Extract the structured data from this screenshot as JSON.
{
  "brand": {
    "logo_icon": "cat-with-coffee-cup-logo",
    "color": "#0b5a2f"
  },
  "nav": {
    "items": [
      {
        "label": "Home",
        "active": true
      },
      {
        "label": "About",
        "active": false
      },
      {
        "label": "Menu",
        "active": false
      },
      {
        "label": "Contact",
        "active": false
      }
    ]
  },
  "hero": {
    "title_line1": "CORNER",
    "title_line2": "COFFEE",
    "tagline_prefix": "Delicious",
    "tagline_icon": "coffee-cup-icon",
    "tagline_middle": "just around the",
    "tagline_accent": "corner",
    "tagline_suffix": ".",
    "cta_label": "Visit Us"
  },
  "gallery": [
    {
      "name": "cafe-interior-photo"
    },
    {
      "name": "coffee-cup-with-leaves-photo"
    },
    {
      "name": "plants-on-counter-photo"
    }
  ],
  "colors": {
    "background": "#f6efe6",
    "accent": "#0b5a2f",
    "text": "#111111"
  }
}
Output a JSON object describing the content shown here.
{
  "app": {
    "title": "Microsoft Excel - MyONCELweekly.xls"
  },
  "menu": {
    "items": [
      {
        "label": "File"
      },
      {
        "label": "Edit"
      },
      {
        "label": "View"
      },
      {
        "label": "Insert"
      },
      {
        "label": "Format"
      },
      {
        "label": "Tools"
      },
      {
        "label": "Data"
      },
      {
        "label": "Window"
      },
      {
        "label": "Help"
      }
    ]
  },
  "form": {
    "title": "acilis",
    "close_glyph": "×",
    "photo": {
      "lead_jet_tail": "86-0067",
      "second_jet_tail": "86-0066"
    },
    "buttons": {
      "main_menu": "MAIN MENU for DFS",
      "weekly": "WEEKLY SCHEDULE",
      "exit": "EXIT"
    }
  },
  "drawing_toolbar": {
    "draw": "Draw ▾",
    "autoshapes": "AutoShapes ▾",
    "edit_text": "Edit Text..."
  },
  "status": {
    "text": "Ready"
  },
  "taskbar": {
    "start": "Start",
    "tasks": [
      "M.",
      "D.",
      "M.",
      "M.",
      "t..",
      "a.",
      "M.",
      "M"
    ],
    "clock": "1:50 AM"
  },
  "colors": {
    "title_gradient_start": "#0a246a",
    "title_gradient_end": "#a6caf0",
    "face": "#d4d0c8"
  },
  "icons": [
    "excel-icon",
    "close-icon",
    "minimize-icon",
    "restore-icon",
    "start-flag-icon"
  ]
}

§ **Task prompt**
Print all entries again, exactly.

§ **Solution to the problem**
Extract the structured data from this screenshot as JSON.
{
  "brand": {
    "logo_icon": "cat-with-coffee-cup-logo",
    "color": "#0b5a2f"
  },
  "nav": {
    "items": [
      {
        "label": "Home",
        "active": true
      },
      {
        "label": "About",
        "active": false
      },
      {
        "label": "Menu",
        "active": false
      },
      {
        "label": "Contact",
        "active": false
      }
    ]
  },
  "hero": {
    "title_line1": "CORNER",
    "title_line2": "COFFEE",
    "tagline_prefix": "Delicious",
    "tagline_icon": "coffee-cup-icon",
    "tagline_middle": "just around the",
    "tagline_accent": "corner",
    "tagline_suffix": ".",
    "cta_label": "Visit Us"
  },
  "gallery": [
    {
      "name": "cafe-interior-photo"
    },
    {
      "name": "coffee-cup-with-leaves-photo"
    },
    {
      "name": "plants-on-counter-photo"
    }
  ],
  "colors": {
    "background": "#f6efe6",
    "accent": "#0b5a2f",
    "text": "#111111"
  }
}
Output a JSON object describing the content shown here.
{
  "app": {
    "title": "Microsoft Excel - MyONCELweekly.xls"
  },
  "menu": {
    "items": [
      {
        "label": "File"
      },
      {
        "label": "Edit"
      },
      {
        "label": "View"
      },
      {
        "label": "Insert"
      },
      {
        "label": "Format"
      },
      {
        "label": "Tools"
      },
      {
        "label": "Data"
      },
      {
        "label": "Window"
      },
      {
        "label": "Help"
      }
    ]
  },
  "form": {
    "title": "acilis",
    "close_glyph": "×",
    "photo": {
      "lead_jet_tail": "86-0067",
      "second_jet_tail": "86-0066"
    },
    "buttons": {
      "main_menu": "MAIN MENU for DFS",
      "weekly": "WEEKLY SCHEDULE",
      "exit": "EXIT"
    }
  },
  "drawing_toolbar": {
    "draw": "Draw ▾",
    "autoshapes": "AutoShapes ▾",
    "edit_text": "Edit Text..."
  },
  "status": {
    "text": "Ready"
  },
  "taskbar": {
    "start": "Start",
    "tasks": [
      "M.",
      "D.",
      "M.",
      "M.",
      "t..",
      "a.",
      "M.",
      "M"
    ],
    "clock": "1:50 AM"
  },
  "colors": {
    "title_gradient_start": "#0a246a",
    "title_gradient_end": "#a6caf0",
    "face": "#d4d0c8"
  },
  "icons": [
    "excel-icon",
    "close-icon",
    "minimize-icon",
    "restore-icon",
    "start-flag-icon"
  ]
}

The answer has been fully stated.